* Assigned task *
Go through the data below and return each line where the string "search" occurs.

* Raw data *
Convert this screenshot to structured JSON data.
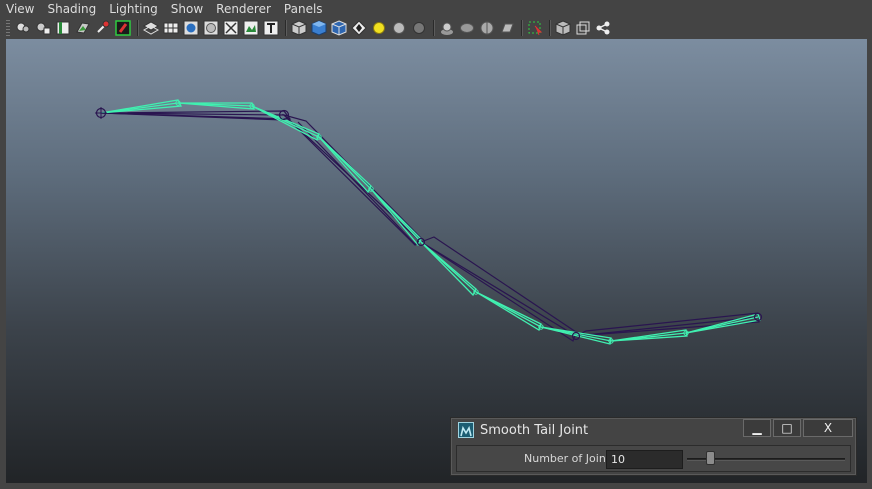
{
  "menubar": {
    "items": [
      "View",
      "Shading",
      "Lighting",
      "Show",
      "Renderer",
      "Panels"
    ]
  },
  "toolbar": {
    "icons": [
      "select-camera-icon",
      "camera-attributes-icon",
      "bookmark-icon",
      "image-plane-icon",
      "two-d-pan-zoom-icon",
      "grease-pencil-icon",
      "wireframe-on-shaded-icon",
      "xray-grid-icon",
      "smooth-shade-icon",
      "wireframe-icon",
      "isolate-select-icon",
      "texture-icon",
      "text-icon",
      "default-material-icon",
      "flat-shade-icon",
      "shaded-cube-icon",
      "checker-texture-icon",
      "use-default-light-icon",
      "shadows-icon",
      "ambient-occlusion-icon",
      "motion-blur-icon",
      "anti-aliasing-icon",
      "depth-of-field-icon",
      "screen-space-icon",
      "selection-highlight-icon",
      "xray-icon",
      "xray-active-icon",
      "xray-joints-icon"
    ]
  },
  "dialog": {
    "title": "Smooth Tail Joint",
    "minimize_label": "▁",
    "maximize_label": "□",
    "close_label": "X",
    "field_label": "Number of Joint",
    "field_value": "10",
    "slider_fraction": 0.13
  },
  "colors": {
    "viewport_top": "#7c8da0",
    "viewport_bottom": "#212427",
    "joint_curve": "#40f0b0",
    "bone_outline": "#2a1550"
  }
}
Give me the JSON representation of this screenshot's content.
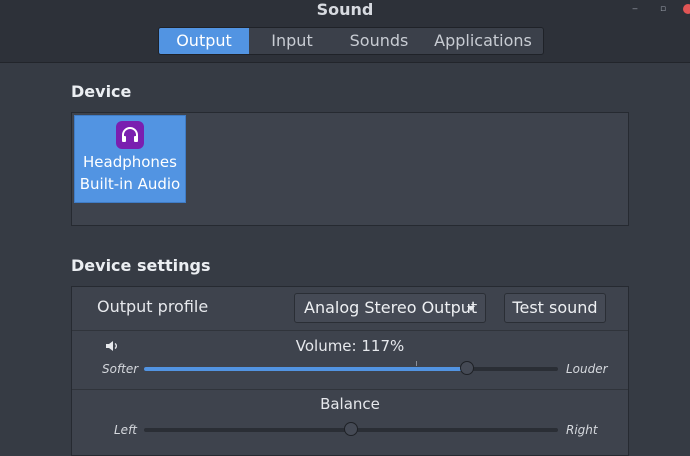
{
  "window": {
    "title": "Sound"
  },
  "tabs": [
    {
      "label": "Output",
      "active": true
    },
    {
      "label": "Input",
      "active": false
    },
    {
      "label": "Sounds",
      "active": false
    },
    {
      "label": "Applications",
      "active": false
    }
  ],
  "device_section": {
    "title": "Device",
    "devices": [
      {
        "name": "Headphones",
        "description": "Built-in Audio",
        "icon": "headphones-icon",
        "selected": true
      }
    ]
  },
  "settings_section": {
    "title": "Device settings",
    "output_profile": {
      "label": "Output profile",
      "value": "Analog Stereo Output"
    },
    "test_sound_label": "Test sound",
    "volume": {
      "label": "Volume: 117%",
      "value_percent": 117,
      "min_label": "Softer",
      "max_label": "Louder"
    },
    "balance": {
      "label": "Balance",
      "value": 0.5,
      "min_label": "Left",
      "max_label": "Right"
    }
  },
  "colors": {
    "accent": "#5294e2",
    "background": "#363b44",
    "panel": "#3e434d",
    "icon_bg": "#7a1fb0"
  }
}
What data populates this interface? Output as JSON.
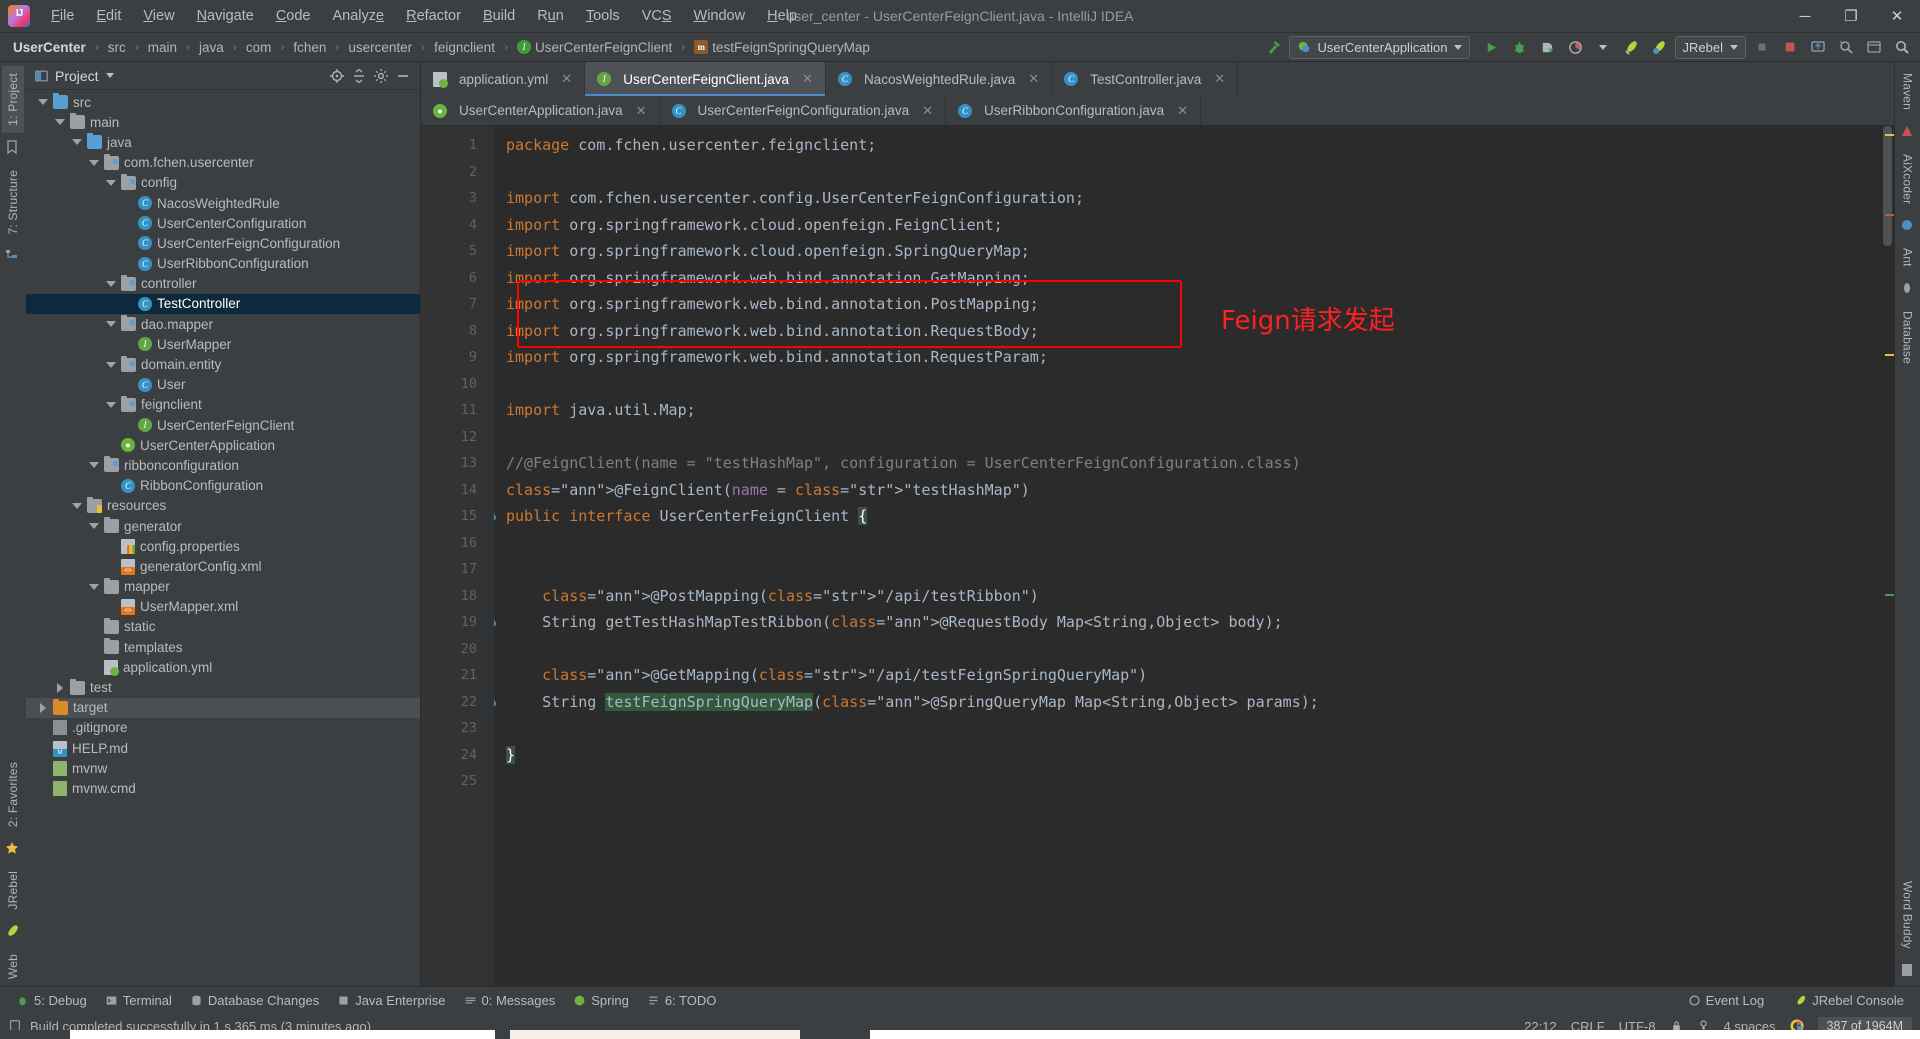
{
  "window": {
    "title": "user_center - UserCenterFeignClient.java - IntelliJ IDEA",
    "minimize": "─",
    "maximize": "❐",
    "close": "✕"
  },
  "menu": {
    "items": [
      "File",
      "Edit",
      "View",
      "Navigate",
      "Code",
      "Analyze",
      "Refactor",
      "Build",
      "Run",
      "Tools",
      "VCS",
      "Window",
      "Help"
    ]
  },
  "navbar": {
    "crumbs": [
      "UserCenter",
      "src",
      "main",
      "java",
      "com",
      "fchen",
      "usercenter",
      "feignclient",
      "UserCenterFeignClient",
      "testFeignSpringQueryMap"
    ],
    "run_config": "UserCenterApplication",
    "jrebel_label": "JRebel",
    "icons": [
      "hammer-build-icon",
      "run-icon",
      "debug-icon",
      "run-with-coverage-icon",
      "profiler-icon",
      "jrebel-run-icon",
      "jrebel-debug-icon",
      "stop-icon",
      "update-icon",
      "search-everywhere-icon",
      "settings-icon",
      "search-icon"
    ]
  },
  "project_panel": {
    "title": "Project",
    "header_icons": [
      "locate-icon",
      "collapse-all-icon",
      "settings-icon",
      "hide-icon"
    ],
    "tree": [
      {
        "label": "src",
        "depth": 1,
        "type": "folder-src",
        "twisty": "open"
      },
      {
        "label": "main",
        "depth": 2,
        "type": "folder",
        "twisty": "open"
      },
      {
        "label": "java",
        "depth": 3,
        "type": "folder-src",
        "twisty": "open"
      },
      {
        "label": "com.fchen.usercenter",
        "depth": 4,
        "type": "package",
        "twisty": "open"
      },
      {
        "label": "config",
        "depth": 5,
        "type": "package",
        "twisty": "open"
      },
      {
        "label": "NacosWeightedRule",
        "depth": 6,
        "type": "class"
      },
      {
        "label": "UserCenterConfiguration",
        "depth": 6,
        "type": "class"
      },
      {
        "label": "UserCenterFeignConfiguration",
        "depth": 6,
        "type": "class"
      },
      {
        "label": "UserRibbonConfiguration",
        "depth": 6,
        "type": "class"
      },
      {
        "label": "controller",
        "depth": 5,
        "type": "package",
        "twisty": "open"
      },
      {
        "label": "TestController",
        "depth": 6,
        "type": "class",
        "selected": true
      },
      {
        "label": "dao.mapper",
        "depth": 5,
        "type": "package",
        "twisty": "open"
      },
      {
        "label": "UserMapper",
        "depth": 6,
        "type": "interface"
      },
      {
        "label": "domain.entity",
        "depth": 5,
        "type": "package",
        "twisty": "open"
      },
      {
        "label": "User",
        "depth": 6,
        "type": "class"
      },
      {
        "label": "feignclient",
        "depth": 5,
        "type": "package",
        "twisty": "open"
      },
      {
        "label": "UserCenterFeignClient",
        "depth": 6,
        "type": "interface"
      },
      {
        "label": "UserCenterApplication",
        "depth": 5,
        "type": "spring-class"
      },
      {
        "label": "ribbonconfiguration",
        "depth": 4,
        "type": "package",
        "twisty": "open"
      },
      {
        "label": "RibbonConfiguration",
        "depth": 5,
        "type": "class"
      },
      {
        "label": "resources",
        "depth": 3,
        "type": "folder-res",
        "twisty": "open"
      },
      {
        "label": "generator",
        "depth": 4,
        "type": "folder",
        "twisty": "open"
      },
      {
        "label": "config.properties",
        "depth": 5,
        "type": "file-properties"
      },
      {
        "label": "generatorConfig.xml",
        "depth": 5,
        "type": "file-xml"
      },
      {
        "label": "mapper",
        "depth": 4,
        "type": "folder",
        "twisty": "open"
      },
      {
        "label": "UserMapper.xml",
        "depth": 5,
        "type": "file-xml"
      },
      {
        "label": "static",
        "depth": 4,
        "type": "folder"
      },
      {
        "label": "templates",
        "depth": 4,
        "type": "folder"
      },
      {
        "label": "application.yml",
        "depth": 4,
        "type": "file-yml"
      },
      {
        "label": "test",
        "depth": 2,
        "type": "folder",
        "twisty": "closed"
      },
      {
        "label": "target",
        "depth": 1,
        "type": "folder-target",
        "twisty": "closed",
        "hovered": true
      },
      {
        "label": ".gitignore",
        "depth": 1,
        "type": "file-git"
      },
      {
        "label": "HELP.md",
        "depth": 1,
        "type": "file-md"
      },
      {
        "label": "mvnw",
        "depth": 1,
        "type": "file-sh"
      },
      {
        "label": "mvnw.cmd",
        "depth": 1,
        "type": "file-sh"
      }
    ]
  },
  "left_rail": {
    "top": [
      "1: Project"
    ],
    "bottom": [
      "2: Favorites",
      "JRebel",
      "Web"
    ],
    "structure": "7: Structure"
  },
  "right_rail": {
    "items": [
      "Maven",
      "AiXcoder",
      "Ant",
      "Database",
      "Word Buddy"
    ]
  },
  "editor": {
    "tabs_row1": [
      {
        "label": "application.yml",
        "icon": "yml-icon",
        "active": false,
        "closable": true
      },
      {
        "label": "UserCenterFeignClient.java",
        "icon": "interface-icon",
        "active": true,
        "closable": true
      },
      {
        "label": "NacosWeightedRule.java",
        "icon": "class-icon",
        "active": false,
        "closable": true
      },
      {
        "label": "TestController.java",
        "icon": "class-icon",
        "active": false,
        "closable": true
      }
    ],
    "tabs_row2": [
      {
        "label": "UserCenterApplication.java",
        "icon": "spring-icon",
        "active": false,
        "closable": true
      },
      {
        "label": "UserCenterFeignConfiguration.java",
        "icon": "class-icon",
        "active": false,
        "closable": true
      },
      {
        "label": "UserRibbonConfiguration.java",
        "icon": "class-icon",
        "active": false,
        "closable": true
      }
    ],
    "line_numbers": [
      "1",
      "2",
      "3",
      "4",
      "5",
      "6",
      "7",
      "8",
      "9",
      "10",
      "11",
      "12",
      "13",
      "14",
      "15",
      "16",
      "17",
      "18",
      "19",
      "20",
      "21",
      "22",
      "23",
      "24",
      "25"
    ],
    "code_lines": [
      "package com.fchen.usercenter.feignclient;",
      "",
      "import com.fchen.usercenter.config.UserCenterFeignConfiguration;",
      "import org.springframework.cloud.openfeign.FeignClient;",
      "import org.springframework.cloud.openfeign.SpringQueryMap;",
      "import org.springframework.web.bind.annotation.GetMapping;",
      "import org.springframework.web.bind.annotation.PostMapping;",
      "import org.springframework.web.bind.annotation.RequestBody;",
      "import org.springframework.web.bind.annotation.RequestParam;",
      "",
      "import java.util.Map;",
      "",
      "//@FeignClient(name = \"testHashMap\", configuration = UserCenterFeignConfiguration.class)",
      "@FeignClient(name = \"testHashMap\")",
      "public interface UserCenterFeignClient {",
      "",
      "",
      "    @PostMapping(\"/api/testRibbon\")",
      "    String getTestHashMapTestRibbon(@RequestBody Map<String,Object> body);",
      "",
      "    @GetMapping(\"/api/testFeignSpringQueryMap\")",
      "    String testFeignSpringQueryMap(@SpringQueryMap Map<String,Object> params);",
      "",
      "}",
      ""
    ],
    "annotation_text": "Feign请求发起",
    "annotation_color": "#ff2020",
    "highlight_box_color": "#ff0000"
  },
  "tool_window_bar": {
    "left": [
      {
        "label": "5: Debug",
        "icon": "debug-icon"
      },
      {
        "label": "Terminal",
        "icon": "terminal-icon"
      },
      {
        "label": "Database Changes",
        "icon": "database-icon"
      },
      {
        "label": "Java Enterprise",
        "icon": "java-icon"
      },
      {
        "label": "0: Messages",
        "icon": "messages-icon"
      },
      {
        "label": "Spring",
        "icon": "spring-icon"
      },
      {
        "label": "6: TODO",
        "icon": "todo-icon"
      }
    ],
    "right": [
      {
        "label": "Event Log",
        "icon": "event-log-icon"
      },
      {
        "label": "JRebel Console",
        "icon": "jrebel-icon"
      }
    ]
  },
  "status_bar": {
    "message": "Build completed successfully in 1 s 365 ms (3 minutes ago)",
    "caret_position": "22:12",
    "line_separator": "CRLF",
    "encoding": "UTF-8",
    "indent": "4 spaces",
    "memory": "387 of 1964M",
    "lock_icon": "lock-icon",
    "inspection_icon": "inspection-icon",
    "google_icon": "google-icon"
  }
}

* Your solution *
      "search-everywhere-icon",
      "search-icon"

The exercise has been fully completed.